The sound is also good, with clear, noise-free audio from all channels.
The TM-5200D has a sensitive tuner that can produce glitch-free images from relatively weak signals and, of course, the performance on recorded programmes is as good as watching live.
There are three games built into the TM-5200D to occupy your time, and the receiver will both decode digital teletext and reinsert the pages into the PAL output for teletext TVs. A mosaic function will display two, four, six or nine thumbnails onscreen to select a channel.
Although there's no live PVR pause, the Pause button (when not viewing a playback) will freeze the picture and also enter the magnification function to hugely enlarge any section of the picture.
The TM-5200D is an immensely capable receiver. It performs well, with good pictures even from weaker signals. The searching is fast, the navigation effective and the blind search nothing short of excellent.
It isn't fully PVR-ready - you can record to external memory, but its recording and playback facilities are far short of how we would define a true PVR. But remember that this is a sub-£70 receiver we're talking about here and the ability just to record broadcasts to USB memory is a terrific bonus.
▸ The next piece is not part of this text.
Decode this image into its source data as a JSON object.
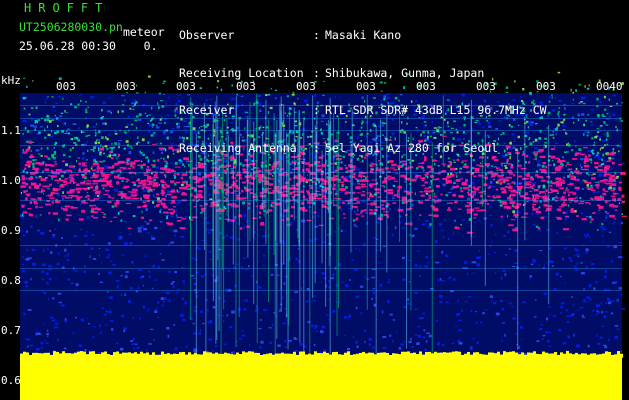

It's a useful bonus too, and so is the component video output. Both features add to what is already a very flexible, accomplished, and low-cost receiver.